In the prosperous, dignified spa town of Harrogate the Green Party held its spring conference, and launched its campaign to keep Britain in Europe. Natalie Bennett said in her opening speech that we must not let Cameron use the referendum as cover for leaving the UK in the hands of the financial sector and oil and gas corporations, nor must we let him repeal the Human Rights Act. No one could accuse her of communicating powerlessness!
I think it’s right to be hopeful, but for me, Natalie was too upbeat. She hailed the Paris agreement as a huge success. She said we must build for a future in which no one need fear, and we all live well. That was clearly a reference to the Greens’ admirable Citizens’ Basic Income policy. But she also talked about wanting to be a truly national party. I think we need also to be an international party, however difficult that may seem in electoral terms. I felt uneasy to see slogans like ‘Prosperity, not austerity’ on the wall of the dining area. Living well is good and achievable globally, in my opinion, but prosperity will always be at someone else’s expense. I understand the dilemma Natalie faces, that we all face, but I think we have to tell the truth.
The Welsh leader Alice Hooker Stroud pointed out that in Wales greenhouse gas emissions have been rising over the last few years, and coastal cities are left unprotected. To great applause, she called for policies ‘for people, planet and for Wales’. But my question is: would a social democracy style anti-austerity redistribution in the UK actually help people and environment in the rest of the world?
Full of such grudging doubts, I went to the ‘Post Paris’ panel. It was excellent. Jean Lambert, the chair, pointed out that one of the achievements of Paris was that it has brought in nearly every country, with a principle of equity in different national circumstances instead of the previous split between developed and developing countries. On Skype we had Saleemul Huq from Bangladesh, a climate change scientist who is currently director of the International Centre for Climate Change and Development, who has been to every one of the COPs (the international meetings about climate change). He said the vulnerable countries had themselves pushed for a universal agreement, with no exemptions.
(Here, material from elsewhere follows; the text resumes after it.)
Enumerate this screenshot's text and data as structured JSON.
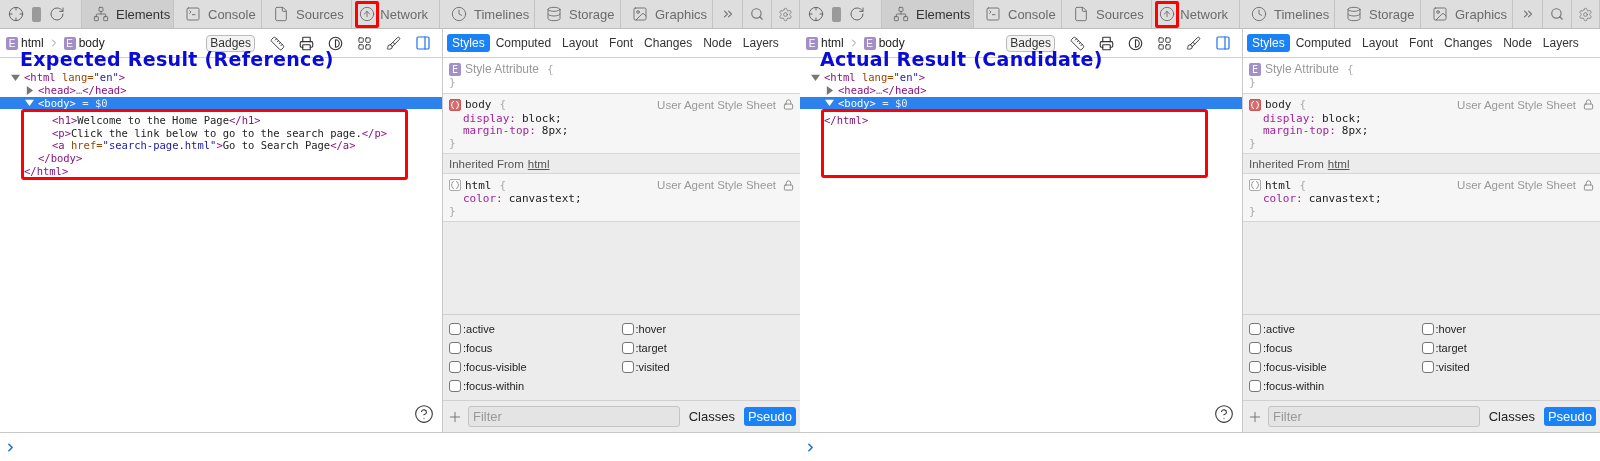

It was their pressure, he said, that had resulted in the acceptance of the aspirational goal of 1.5 degrees of global warming. If 2 degrees had been accepted as the goal, he said, it would mean world leaders were publicly declaring their willingness to write off the poor. 1.5 is difficult but not impossible. How can we make it a real goal? To do so means refusing to accept ‘business as usual’. It means hard campaigning to make the ‘Intended Nationally Determined Contributions’, which currently add up to nearly 3 degrees, a hell of a lot more ambitious. The other speakers were also excellent.
My soulmates at the conference were those who gathered around the Climate Change campaign, who want the Green Party to put more emphasis on the climate change emergency. One man advocated changing the law to make it a criminal offence to kill people through actions that exacerbate climate change, comparable to corporate manslaughter legislation.
- Between 2030 and 2050, climate change is expected to cause approximately 250 000 additional deaths per year, from malnutrition, malaria, diarrhoea and heat stress. World Health Organisation factsheet
This map is out of date, but it probably accurately reflects the regional distribution of deaths. I suspect the true figure is higher. What about wars (eg in the Sudan, and currently in Syria) in which climate change is a factor? What about deaths due to migration, in which climate change is a factor as well as political repression (eg Zimbabwe)? Some sources suggest much higher numbers.
I don’t believe that British people, or any people, can’t accept a change of course. I don’t want the Green Party to tail after the ‘business as usual’ parties. I would like us to talk about emergency, about the sheer wickedness of continuing our unsustainable ways of life. I no longer accept the argument that ‘we mustn’t alarm people’. Actually, I think people are alarmed already. The problem is not so much fear as despair and hopelessness. We numb ourselves off, don’t we. I should know, I’ve done enough of it.
OK, now I’m going out for a meal.